News literacy

Fact-checking web sites can help you identify 'well-known' fake news stories, like a Facebook post that seems 'too good to be true', or a twitter post that is 'so outrageous.'  Our Statistics sources can also help you verify whether some quoted number is based in reality or not.  The video describes how fake news can propagate...why do you think 'fake news travels so fast, while the truth is still putting on its shoes?'  Do you agree or disagree with that statement? And, the About Fake News box provides some further reading, including current commentary on fake news.  

Fact-checking sites

How fake news can spread

Fake news and types

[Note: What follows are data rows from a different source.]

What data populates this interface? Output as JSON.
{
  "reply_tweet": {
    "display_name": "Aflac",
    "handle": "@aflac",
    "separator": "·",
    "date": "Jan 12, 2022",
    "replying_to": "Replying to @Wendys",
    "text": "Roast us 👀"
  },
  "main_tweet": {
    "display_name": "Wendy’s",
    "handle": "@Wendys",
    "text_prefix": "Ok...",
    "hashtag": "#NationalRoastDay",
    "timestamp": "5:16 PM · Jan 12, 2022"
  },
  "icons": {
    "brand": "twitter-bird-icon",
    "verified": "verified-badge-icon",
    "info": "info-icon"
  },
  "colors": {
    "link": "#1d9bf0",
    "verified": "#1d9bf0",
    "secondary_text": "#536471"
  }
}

Fake news is not new. It has been going on for centuries. What’s new is the scale and how fast it can spread.
There is no standard definition of fake news. It’s become increasingly important in recent years and can also be known as:

  • Hoaxes
  • Click-bait to get clicks/ad revenue
  • Propaganda/ disruption
  • Satire
  • News sources bias and your own bias
  • Urban legends
  • Incomplete/Misused data

About fake news

Podcast on fake news